An article in the Birmingham Mail states that London Midland has "launched a new campaign to stamp out anti-social behaviour and it could see passengers facing prosecution for breaking new railway by-laws. Commuters caught putting their feet on seats or vaping could end up in court."
It's time for Network Rail and all train operating companies, not just London Midland, to change their e-cigarette policies. As I understand it (and if I am wrong, I will happily make a correction) the existing railway byelaws do not cover e-cigarettes. Take a look for yourself.
In an article published by Metro.co.uk in 2015, Southern Railways said this:
"The [vaping] ban will not enforceable by law. Anyone who is seen using one of these devices by Southern and Gatwick Express staff after July 26 will be politely asked to stop".
My question of London Midland therefore is this: on what grounds are you fining people and potentially taking them to court?
Cancer Research UK stated in 2016 that “There’s no evidence that second-hand e-cigarette vapour is dangerous to others", while Public Health England and the Royal College of Physicians - amongst others - have endorsed vaping products, with the former also advocating that e-cigarettes are not included in workplace smoking bans. The Department of Health also recently released a report declaring that emissions from e-cigarettes pose no identifiable risk to bystanders. All of the evidence and advice is building up, yet railway companies refuse to budge. Now London Midland is threatening to take people to court because it regards vaping as anti-social.
If someone is filling up the carriage with vapour, then the person responsible should be asked to stop.
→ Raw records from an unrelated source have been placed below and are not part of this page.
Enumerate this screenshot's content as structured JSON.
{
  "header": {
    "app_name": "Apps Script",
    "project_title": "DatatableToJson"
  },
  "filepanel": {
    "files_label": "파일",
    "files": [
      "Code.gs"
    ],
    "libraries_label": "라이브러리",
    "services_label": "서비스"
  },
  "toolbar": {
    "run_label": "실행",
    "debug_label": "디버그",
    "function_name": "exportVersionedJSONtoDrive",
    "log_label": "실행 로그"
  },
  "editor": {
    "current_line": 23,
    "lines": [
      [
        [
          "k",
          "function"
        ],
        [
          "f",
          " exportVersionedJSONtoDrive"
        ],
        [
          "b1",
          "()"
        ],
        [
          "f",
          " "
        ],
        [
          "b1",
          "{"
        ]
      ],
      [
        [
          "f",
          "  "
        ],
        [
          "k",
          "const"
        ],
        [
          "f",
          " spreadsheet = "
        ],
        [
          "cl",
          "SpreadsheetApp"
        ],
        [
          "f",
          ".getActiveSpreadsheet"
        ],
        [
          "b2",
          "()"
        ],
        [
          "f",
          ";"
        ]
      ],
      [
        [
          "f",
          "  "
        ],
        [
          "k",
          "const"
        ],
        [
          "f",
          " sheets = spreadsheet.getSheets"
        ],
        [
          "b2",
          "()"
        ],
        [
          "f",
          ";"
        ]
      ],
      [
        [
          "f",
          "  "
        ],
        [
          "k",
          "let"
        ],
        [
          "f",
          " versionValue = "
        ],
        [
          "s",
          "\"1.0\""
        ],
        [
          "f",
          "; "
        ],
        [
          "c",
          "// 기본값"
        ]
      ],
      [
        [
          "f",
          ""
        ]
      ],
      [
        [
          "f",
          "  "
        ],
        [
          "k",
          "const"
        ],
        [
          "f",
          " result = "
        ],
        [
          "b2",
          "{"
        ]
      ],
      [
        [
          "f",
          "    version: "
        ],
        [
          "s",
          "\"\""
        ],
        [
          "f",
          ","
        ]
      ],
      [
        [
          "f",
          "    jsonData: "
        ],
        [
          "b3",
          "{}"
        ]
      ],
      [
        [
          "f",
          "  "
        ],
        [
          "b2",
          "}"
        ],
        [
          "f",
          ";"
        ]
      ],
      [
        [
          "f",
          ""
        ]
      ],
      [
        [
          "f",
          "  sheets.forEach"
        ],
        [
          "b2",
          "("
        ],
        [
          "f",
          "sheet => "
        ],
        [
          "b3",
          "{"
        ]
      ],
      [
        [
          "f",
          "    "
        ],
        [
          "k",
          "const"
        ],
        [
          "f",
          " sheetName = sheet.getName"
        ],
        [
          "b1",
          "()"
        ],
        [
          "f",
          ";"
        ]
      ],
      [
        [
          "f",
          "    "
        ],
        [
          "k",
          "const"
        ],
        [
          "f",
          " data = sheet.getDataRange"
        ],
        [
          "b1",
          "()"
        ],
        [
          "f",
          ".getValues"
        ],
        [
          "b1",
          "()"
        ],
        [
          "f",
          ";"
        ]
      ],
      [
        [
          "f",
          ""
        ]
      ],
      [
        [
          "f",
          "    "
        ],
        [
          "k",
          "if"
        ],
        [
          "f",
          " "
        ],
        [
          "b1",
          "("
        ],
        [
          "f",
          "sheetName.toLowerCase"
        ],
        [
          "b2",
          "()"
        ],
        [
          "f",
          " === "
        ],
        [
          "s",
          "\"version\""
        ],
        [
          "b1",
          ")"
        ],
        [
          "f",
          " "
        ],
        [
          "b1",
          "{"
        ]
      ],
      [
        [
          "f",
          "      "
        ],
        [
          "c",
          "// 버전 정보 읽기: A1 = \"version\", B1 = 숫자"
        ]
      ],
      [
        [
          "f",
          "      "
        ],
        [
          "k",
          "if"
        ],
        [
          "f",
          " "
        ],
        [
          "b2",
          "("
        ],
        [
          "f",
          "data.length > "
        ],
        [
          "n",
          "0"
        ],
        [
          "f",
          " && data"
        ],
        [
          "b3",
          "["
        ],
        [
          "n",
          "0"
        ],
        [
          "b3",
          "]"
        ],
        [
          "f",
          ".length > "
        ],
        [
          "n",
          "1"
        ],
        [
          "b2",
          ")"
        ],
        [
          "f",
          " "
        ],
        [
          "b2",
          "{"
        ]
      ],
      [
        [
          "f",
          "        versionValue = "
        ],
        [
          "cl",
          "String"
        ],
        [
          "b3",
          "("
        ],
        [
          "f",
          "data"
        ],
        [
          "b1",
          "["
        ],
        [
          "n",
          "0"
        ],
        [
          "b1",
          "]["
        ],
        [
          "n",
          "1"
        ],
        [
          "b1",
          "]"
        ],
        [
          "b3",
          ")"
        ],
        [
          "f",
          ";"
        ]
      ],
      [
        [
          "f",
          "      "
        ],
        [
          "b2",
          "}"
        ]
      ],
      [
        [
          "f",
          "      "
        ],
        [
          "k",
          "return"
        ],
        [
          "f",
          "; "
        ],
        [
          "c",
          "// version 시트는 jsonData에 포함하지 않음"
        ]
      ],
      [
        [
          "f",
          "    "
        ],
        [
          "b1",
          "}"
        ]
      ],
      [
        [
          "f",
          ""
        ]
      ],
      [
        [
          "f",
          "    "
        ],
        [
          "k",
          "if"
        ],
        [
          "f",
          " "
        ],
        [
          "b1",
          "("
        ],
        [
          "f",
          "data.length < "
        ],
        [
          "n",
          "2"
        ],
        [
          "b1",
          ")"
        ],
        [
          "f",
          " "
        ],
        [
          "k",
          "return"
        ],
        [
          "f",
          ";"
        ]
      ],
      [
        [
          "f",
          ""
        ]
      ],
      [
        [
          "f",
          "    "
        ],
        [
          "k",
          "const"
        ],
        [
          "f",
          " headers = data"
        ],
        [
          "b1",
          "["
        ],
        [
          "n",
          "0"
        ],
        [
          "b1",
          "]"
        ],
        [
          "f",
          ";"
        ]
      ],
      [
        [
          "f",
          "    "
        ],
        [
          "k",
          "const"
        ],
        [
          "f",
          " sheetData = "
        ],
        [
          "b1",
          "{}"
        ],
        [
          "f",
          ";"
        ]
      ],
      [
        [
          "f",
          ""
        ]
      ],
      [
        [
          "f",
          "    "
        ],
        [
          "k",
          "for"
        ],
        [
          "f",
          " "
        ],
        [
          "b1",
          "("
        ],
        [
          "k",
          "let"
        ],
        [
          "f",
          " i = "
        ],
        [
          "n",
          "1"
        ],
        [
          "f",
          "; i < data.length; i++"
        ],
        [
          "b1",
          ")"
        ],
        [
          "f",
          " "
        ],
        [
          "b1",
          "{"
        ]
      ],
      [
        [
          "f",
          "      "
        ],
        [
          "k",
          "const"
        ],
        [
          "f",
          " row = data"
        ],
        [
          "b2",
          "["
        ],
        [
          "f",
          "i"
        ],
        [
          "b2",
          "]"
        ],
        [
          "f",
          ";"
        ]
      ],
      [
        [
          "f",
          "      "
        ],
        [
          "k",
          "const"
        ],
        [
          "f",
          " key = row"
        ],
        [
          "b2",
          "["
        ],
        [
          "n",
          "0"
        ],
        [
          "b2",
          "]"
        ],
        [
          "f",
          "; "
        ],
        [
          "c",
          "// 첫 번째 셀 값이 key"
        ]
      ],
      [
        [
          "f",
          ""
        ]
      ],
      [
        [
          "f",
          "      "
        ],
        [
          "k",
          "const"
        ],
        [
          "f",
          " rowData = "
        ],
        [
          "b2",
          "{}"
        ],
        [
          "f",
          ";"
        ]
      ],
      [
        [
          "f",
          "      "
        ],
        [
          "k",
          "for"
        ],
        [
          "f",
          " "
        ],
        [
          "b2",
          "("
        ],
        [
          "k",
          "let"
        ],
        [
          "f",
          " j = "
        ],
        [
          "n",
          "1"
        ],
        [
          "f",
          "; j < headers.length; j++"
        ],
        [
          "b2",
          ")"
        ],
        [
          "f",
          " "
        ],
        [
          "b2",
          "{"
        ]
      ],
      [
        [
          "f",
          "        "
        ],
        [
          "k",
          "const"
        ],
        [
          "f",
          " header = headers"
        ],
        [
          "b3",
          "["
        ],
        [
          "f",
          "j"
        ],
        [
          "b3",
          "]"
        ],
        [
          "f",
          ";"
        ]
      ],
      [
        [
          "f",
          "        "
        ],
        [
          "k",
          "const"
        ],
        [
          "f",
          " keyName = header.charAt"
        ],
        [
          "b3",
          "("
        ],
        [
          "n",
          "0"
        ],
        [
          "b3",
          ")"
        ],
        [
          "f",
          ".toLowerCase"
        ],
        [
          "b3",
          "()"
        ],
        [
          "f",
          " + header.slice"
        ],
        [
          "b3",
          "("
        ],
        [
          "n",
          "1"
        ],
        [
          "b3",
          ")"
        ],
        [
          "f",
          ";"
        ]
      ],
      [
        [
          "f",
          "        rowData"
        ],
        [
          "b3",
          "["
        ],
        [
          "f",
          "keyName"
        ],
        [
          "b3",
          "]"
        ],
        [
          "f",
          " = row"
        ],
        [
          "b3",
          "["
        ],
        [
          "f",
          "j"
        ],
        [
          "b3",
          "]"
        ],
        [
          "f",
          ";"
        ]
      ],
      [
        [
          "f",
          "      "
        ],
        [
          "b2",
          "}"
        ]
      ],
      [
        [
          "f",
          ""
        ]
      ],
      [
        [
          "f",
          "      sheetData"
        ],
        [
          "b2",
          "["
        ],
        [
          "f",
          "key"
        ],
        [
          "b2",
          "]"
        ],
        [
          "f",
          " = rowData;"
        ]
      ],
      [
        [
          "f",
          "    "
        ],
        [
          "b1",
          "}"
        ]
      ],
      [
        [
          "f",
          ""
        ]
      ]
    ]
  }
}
If someone is discreetly vaping (which all vapers who have used trains will have done at some point), then they are not being anti-social in the least. Network Rail and rail operating companies, please take note.